Unless they are still writing code the same way they did back then, you should have little concern in showing how you've improved on their work using current best practices.

  • You might be right, but how can I professionally tell that without sounding "cocky" ? – sh5164 May 11 '17 at 15:04
  • 1
    The same way you interact with anyone in a social setting, professionally or otherwise. – Lightness Races with Monica May 11 '17 at 20:36
1

Ask for a review of your code tweaks. Indicate that you feel it improves upon the original but wanted to be sure and get more feedback on if you are going in the right direction. The correctness will speak for itself if that is the case and it will give respect to the other person as you are seeking their opinion on it.

  • Excuse me, but there are no "code tweaks". The code has been completely rewritten in a different language, and the structure completely changed. – gnasher729 May 14 '17 at 16:07
0

The only trouble is that I changed the organization of the software from bottom to top.

Your other problem is apparently that you didn't discuss or obtain permission to do what you did, before you did it: because he's not expecting how much you've changed.

If I were senior developer reviewing a rewrite, one of my worries might be, "How can I tell whether the rewrite broke existing functionality?"

Do you have an answer to that question, e.g. are there defined system tests or acceptance tests, which the new version of the software is still passing?

If so then it's easier to review the new version on its merits, based on its superficial appearance and structure: e.g. to assess whether it's more modern, more maintainable, etc.

If not then you need to determine via code-inspection whether functionality has changed; which might be difficult if it's a complete rewrite.

  • If you worry about "How can I tell whether the rewrite broke existing functionality" then you can't really review it. Actually, I've known customers complaining because broken functionality was fixed - because they relied on exactly how that functionality was broken, and their processes didn't work with the fixed code. – gnasher729 May 14 '17 at 16:23
0

The first step is stop seeing your work this way: you did not receive the task to rewrite bad code but to port it to a new language.
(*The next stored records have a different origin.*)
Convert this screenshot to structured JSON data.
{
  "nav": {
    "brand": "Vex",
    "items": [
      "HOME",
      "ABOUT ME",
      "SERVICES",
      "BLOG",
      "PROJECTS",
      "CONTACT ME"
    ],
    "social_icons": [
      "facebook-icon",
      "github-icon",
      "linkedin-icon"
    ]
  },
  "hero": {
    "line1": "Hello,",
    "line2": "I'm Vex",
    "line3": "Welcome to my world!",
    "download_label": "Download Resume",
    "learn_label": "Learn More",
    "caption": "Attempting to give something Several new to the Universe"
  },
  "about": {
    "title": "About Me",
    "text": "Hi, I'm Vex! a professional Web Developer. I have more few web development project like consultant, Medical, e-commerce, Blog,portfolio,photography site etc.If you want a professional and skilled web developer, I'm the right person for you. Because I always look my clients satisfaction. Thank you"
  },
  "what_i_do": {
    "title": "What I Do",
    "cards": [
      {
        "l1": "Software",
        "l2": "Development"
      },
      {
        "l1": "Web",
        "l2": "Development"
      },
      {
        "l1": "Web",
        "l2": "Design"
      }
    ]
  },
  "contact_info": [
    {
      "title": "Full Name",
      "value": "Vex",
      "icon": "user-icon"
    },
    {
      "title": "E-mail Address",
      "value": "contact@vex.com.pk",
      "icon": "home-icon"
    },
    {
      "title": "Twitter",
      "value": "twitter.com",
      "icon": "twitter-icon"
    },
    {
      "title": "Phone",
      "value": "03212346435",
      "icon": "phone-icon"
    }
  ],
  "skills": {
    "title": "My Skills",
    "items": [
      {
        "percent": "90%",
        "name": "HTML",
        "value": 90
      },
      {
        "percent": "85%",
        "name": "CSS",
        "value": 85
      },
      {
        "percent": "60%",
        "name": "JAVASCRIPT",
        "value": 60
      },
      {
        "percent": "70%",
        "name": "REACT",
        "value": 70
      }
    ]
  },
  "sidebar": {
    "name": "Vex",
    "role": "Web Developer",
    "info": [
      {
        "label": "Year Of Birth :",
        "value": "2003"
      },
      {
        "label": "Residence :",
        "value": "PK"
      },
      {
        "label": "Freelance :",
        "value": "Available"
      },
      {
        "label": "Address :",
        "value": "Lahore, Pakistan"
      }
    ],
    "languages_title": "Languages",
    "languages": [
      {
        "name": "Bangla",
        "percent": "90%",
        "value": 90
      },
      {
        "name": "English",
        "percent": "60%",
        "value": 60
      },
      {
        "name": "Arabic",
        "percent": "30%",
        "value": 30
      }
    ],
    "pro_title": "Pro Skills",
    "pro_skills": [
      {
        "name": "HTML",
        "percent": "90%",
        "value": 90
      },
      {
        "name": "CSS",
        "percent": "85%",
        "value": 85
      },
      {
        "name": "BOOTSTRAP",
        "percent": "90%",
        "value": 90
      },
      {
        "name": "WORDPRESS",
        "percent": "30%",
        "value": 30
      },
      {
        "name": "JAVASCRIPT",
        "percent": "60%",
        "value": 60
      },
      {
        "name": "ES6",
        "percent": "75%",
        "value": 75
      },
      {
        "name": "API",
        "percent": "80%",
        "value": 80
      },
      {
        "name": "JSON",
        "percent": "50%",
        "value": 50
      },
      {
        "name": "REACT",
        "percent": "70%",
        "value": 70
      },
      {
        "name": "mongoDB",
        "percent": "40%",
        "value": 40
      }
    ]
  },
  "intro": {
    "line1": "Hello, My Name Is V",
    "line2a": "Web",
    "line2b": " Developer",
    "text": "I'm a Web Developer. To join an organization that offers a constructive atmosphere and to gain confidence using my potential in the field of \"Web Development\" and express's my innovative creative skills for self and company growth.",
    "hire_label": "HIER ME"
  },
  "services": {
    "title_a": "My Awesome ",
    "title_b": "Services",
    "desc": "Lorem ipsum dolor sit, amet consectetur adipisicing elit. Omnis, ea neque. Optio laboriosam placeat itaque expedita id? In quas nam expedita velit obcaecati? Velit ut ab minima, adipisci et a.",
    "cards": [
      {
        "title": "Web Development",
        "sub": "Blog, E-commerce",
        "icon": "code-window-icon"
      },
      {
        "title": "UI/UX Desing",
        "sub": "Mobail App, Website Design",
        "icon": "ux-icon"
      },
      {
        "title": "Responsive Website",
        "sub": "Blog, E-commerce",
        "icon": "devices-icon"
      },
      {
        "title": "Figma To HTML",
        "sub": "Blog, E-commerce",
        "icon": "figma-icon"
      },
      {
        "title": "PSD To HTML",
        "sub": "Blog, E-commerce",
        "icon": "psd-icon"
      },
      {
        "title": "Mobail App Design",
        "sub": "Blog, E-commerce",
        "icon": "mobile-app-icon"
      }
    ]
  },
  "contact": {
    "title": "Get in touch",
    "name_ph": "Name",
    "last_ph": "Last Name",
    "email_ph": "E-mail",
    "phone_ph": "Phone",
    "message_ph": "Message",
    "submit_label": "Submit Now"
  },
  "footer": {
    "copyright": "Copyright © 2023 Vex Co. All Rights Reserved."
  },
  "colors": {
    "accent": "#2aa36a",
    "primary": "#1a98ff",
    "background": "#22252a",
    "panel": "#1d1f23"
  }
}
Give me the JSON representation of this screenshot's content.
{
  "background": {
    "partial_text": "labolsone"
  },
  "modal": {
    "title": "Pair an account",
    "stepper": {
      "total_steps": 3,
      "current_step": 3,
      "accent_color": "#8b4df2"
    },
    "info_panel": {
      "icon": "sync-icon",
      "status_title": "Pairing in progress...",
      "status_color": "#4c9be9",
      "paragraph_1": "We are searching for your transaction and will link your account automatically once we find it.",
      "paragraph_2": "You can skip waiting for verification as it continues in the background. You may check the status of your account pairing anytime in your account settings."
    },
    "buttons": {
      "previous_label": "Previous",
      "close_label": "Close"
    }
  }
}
That's what you did and that's it. Different choices are to be expected when porting, moreover if the codebase is old, so if nobody goes down that slope you shouldn't worry about someone seeing a judgement in your changes.

As a side note maybe you are not fully aware of all the reasoning behind the choices made 8 years ago that led to that code: maybe that was the best they could do at that time with the tools, constraints, specifications and so on.

0

If it was my 8 year old code that you rewrote in a new language, while changing the structure completely: First, I know for a fact that the code that I wrote in 2009 should be rewritten in a different language if the company wants to continue developing it in the long term. And I know that it needs significant changes, because I knew in 2009 that parts of it could be expected to stop working soon.

My question would be: How much responsibility am I expected to have towards that code? If you changed the language and the structure at the same time, that's a brave move. And you are on your own. You want to show me your work? Actually, I'm not interested. It's your code. If it works well, be proud of it. If it doesn't work, your problem. I'm not going to help you.

What I'm saying is that you are much too late. You might have come to me before you rewrote it. I could have told you what parts of the code are good, what parts are bad because I never had time to do them well, and which parts are ugly because they contain sometimes bizarre workarounds that will make the app stop working if you "fix" the ugly bits.

You worry about sounding like "your previous work sucked so much, that's why mine is so different". I don't know if that senior developer was an intern eight years ago, or was experienced back then. In the former case, he might think "your code is different, and it sucks just as much or even more". If he was senior back then, he might come up with a list of things you've broken.

Not the answer you're looking for? Browse other questions tagged or ask your own question.